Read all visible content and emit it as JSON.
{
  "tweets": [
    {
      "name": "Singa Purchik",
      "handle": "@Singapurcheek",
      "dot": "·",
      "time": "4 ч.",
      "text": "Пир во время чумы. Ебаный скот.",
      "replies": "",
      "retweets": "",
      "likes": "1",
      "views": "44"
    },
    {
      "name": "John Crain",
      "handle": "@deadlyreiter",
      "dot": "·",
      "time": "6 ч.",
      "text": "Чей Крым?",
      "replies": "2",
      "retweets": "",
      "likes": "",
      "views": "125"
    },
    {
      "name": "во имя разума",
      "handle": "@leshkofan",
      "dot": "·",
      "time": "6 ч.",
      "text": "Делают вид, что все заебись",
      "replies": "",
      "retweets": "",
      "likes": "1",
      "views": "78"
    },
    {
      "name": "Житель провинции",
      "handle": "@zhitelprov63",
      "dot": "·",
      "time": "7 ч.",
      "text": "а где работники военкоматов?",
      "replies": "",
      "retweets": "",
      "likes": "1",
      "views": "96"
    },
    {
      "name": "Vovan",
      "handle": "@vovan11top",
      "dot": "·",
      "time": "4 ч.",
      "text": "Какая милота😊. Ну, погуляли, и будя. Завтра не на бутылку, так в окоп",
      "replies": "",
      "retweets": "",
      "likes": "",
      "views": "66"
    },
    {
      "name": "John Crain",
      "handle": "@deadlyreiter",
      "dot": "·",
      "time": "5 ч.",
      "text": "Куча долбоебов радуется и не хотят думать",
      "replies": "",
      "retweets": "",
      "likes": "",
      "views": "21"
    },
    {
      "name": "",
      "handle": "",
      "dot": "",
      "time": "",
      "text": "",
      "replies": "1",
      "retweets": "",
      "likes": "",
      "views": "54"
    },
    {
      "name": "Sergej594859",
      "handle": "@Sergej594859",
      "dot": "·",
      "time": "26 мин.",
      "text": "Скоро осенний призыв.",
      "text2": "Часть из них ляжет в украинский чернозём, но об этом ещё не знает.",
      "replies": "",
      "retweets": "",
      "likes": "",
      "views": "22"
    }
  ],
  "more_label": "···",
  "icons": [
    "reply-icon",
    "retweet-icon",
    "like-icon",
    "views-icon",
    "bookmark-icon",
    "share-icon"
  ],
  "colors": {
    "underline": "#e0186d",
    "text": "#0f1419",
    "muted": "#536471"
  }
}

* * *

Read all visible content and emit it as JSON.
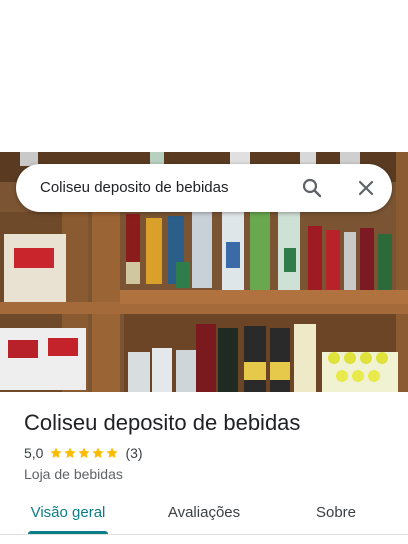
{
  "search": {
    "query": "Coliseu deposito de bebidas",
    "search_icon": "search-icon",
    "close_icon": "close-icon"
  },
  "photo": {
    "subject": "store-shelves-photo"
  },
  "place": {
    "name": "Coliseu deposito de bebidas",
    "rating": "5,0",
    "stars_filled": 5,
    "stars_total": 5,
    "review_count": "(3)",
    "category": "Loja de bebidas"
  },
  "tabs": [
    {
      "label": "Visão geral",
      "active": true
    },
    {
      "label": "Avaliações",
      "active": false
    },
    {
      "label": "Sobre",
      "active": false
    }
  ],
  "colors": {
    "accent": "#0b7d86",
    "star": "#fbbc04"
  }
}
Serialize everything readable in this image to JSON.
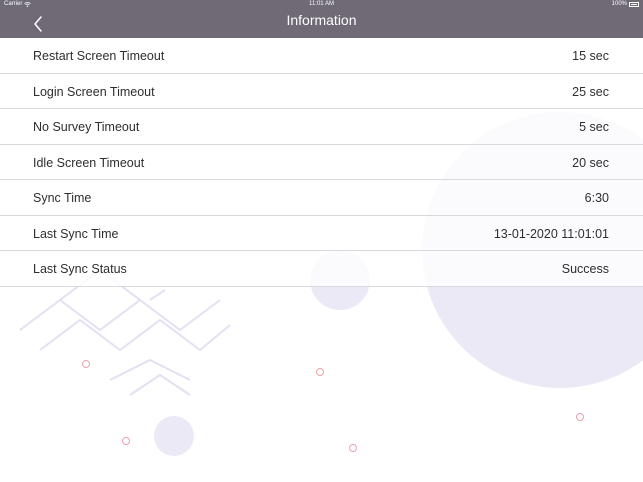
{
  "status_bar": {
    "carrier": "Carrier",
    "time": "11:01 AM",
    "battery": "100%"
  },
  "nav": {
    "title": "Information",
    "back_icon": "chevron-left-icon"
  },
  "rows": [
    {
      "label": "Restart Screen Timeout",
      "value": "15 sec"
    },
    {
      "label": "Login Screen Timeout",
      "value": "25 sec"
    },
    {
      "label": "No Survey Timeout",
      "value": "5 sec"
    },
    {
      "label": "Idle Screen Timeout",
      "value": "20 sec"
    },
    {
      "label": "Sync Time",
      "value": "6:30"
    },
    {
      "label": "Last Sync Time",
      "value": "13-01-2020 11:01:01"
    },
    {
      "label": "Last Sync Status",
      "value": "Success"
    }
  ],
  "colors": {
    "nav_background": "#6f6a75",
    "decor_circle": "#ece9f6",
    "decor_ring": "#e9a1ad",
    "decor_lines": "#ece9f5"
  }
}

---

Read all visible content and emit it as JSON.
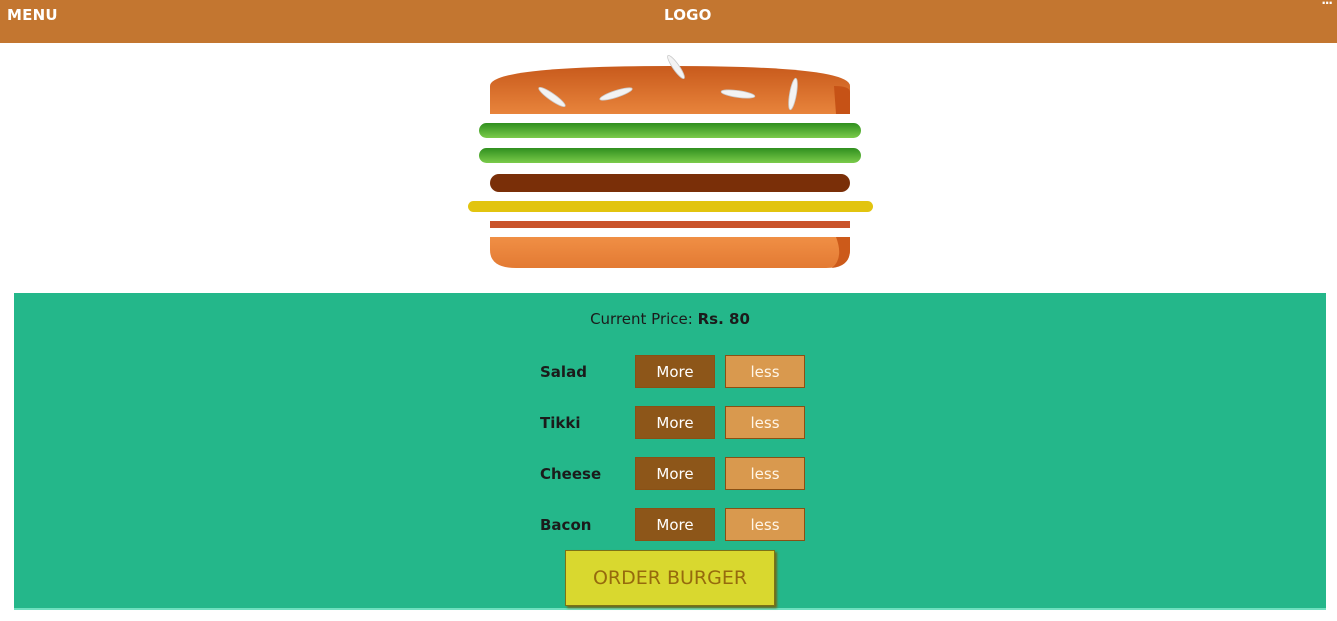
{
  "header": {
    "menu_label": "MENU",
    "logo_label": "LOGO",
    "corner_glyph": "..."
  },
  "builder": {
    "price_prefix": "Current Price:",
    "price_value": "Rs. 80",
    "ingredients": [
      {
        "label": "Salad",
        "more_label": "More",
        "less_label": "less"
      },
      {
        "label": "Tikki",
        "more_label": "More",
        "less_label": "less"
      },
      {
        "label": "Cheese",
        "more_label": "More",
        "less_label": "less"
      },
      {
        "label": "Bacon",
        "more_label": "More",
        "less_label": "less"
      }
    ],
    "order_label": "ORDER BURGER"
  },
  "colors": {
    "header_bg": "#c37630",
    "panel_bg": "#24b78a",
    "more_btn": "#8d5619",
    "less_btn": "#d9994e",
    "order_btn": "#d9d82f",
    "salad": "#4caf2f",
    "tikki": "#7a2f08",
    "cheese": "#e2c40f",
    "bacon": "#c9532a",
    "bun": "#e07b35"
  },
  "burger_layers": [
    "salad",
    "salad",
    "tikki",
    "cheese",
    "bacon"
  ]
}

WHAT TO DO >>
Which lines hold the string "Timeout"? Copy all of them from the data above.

PROBLEM SOLUTION >>
      "label": "Restart Screen Timeout",
      "label": "Login Screen Timeout",
      "label": "No Survey Timeout",
      "label": "Idle Screen Timeout",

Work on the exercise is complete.